My latest column for the New York Times is on the Queen and her finances.
The British queen is down to her last pennies. Well, actually, her last millions of pennies. Last month, the Public Accounts Committee — Parliament’s watchdog on public spending — published a damning survey of the state of the royal finances. The queen had spent down her ‘reserve fund’, a savings account built up by years of surplus public subsidy, to ‘a historically low level’ of only £1 million ($1.6 million), from £35.3 million in 2001.
Trying to make sense of the royal finances is like trying to eat spaghetti with a spoon. Here’s the puzzle: Queen Elizabeth II is one of the richest people in the world. Among her private property is Balmoral Castle, her residence in the Scottish Highlands, which was purchased, together with a 50,000-acre estate, by Prince Albert for Queen Victoria in 1848. Queen Elizabeth also owns stud farms, personal art and fine jewelry. According to Forbes magazine, her personal worth is $500 million.
If the Queen is so wealthy, how can she be strapped for cash? In 2010, it emerged that the queen had even privately applied to a government fund normally reserved for public institutions to provide heating programmes for low-income families to help with Buckingham Palace’s heating bills. Turning the request down, a government official commented, ‘I also feel a bit uneasy about the probable adverse press coverage if the palace were given a grant at the expense of, say, a hospital’. Why is the queen reduced to acting as if she lived in public housing? The short answer is that she does live in public housing — just in an exceptionally grand manner.
The Queen does not own Buckingham Palace; the nation does. Wealthy as she is, the Queen sees no reason to pay for the upkeep of the palace, since she lives there by virtue of her public duties. Behind this tussle over who pays for what is the fundamental ambiguity of a parliamentary democracy headed by a hereditary monarch. This historic anomaly is the key to unraveling the mysteries of the royal finances. It explains how we can have a queen who is privately so very rich, yet who publicly pleads poverty

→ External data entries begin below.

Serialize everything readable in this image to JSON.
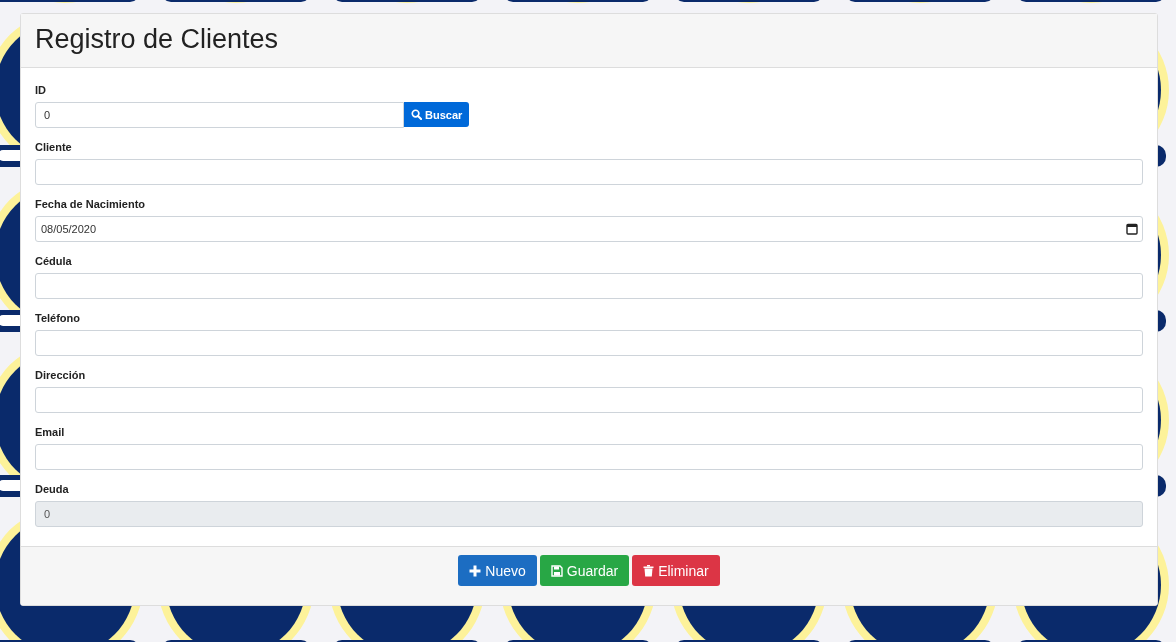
{
  "card": {
    "title": "Registro de Clientes"
  },
  "id_field": {
    "label": "ID",
    "value": "0",
    "button": "Buscar"
  },
  "fields": [
    {
      "kind": "text",
      "label": "Cliente"
    },
    {
      "kind": "date",
      "label": "Fecha de Nacimiento",
      "value": "08/05/2020"
    },
    {
      "kind": "text",
      "label": "Cédula"
    },
    {
      "kind": "text",
      "label": "Teléfono"
    },
    {
      "kind": "text",
      "label": "Dirección"
    },
    {
      "kind": "text",
      "label": "Email"
    },
    {
      "kind": "disabled",
      "label": "Deuda",
      "value": "0"
    }
  ],
  "buttons": [
    {
      "kind": "new",
      "label": "Nuevo"
    },
    {
      "kind": "save",
      "label": "Guardar"
    },
    {
      "kind": "delete",
      "label": "Eliminar"
    }
  ]
}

The modern muddle began in 1760. King George III found himself £3 million in debt — a colossal sum, equivalent to more than £500 million in today’s money. To extricate himself, he surrendered to the government the management of, and revenues from, most of his property. In return, he received a fixed annual payment, known as the Civil List.
This was, in essence, how the British government subsidized the royal household for 250 years — until 2012, when Parliament abolished the Civil List and replaced it with the Sovereign Grant. Ostensibly, this was to rationalize the royal finances: The Civil List was the main source of state funding for the royal family, yet it was supplemented by a host of other grants — to cover palace maintenance, communications and travel costs. The Royal Yacht Britannia, for instance, was separately funded to the tune of £11 million a year, until it was retired by Prime Minister Tony Blair in 1997 as a cost-cutting measure.
The Sovereign Grant was designed to sweep all that away. Rather than the queen’s receiving the Civil List and a suite of subsidies, the level of the grant is simply set at a 15 percent cut of the profits from the Crown Estate. It is a remunerative new arrangement, which projects an income steadily rising to £37.9 million this year, from £36.1 million for 2013.
Despite its name, the Crown Estate is a vast property portfolio that belongs to the crown as an embodiment of the state, and not to the reigning monarch as an individual. Among the assets held by the nation that the queen enjoys in her role as the sovereign are Buckingham Palace, Windsor Castle, the world-renowned royal art collection and the Crown Jewels. The queen could, if she so desired, sell Balmoral Castle tomorrow, as it is her private property. But she could not sell the Crown Jewels; she has no legal title to them. If the monarchy were abolished tomorrow, Buckingham Palace and the royal art collection would, as before, be public property. But the queen would not be obliged — as the humourist Sue Townsend imagined in her 1992 novel The Queen and I — to live in a slum: Her personal wealth would enable her to keep company with Russian oligarchs and Saudi royalty indefinitely.
Continue reading in the New York Times.
The image of the Queen is by Andy Warhol and is part of the Royal Collection.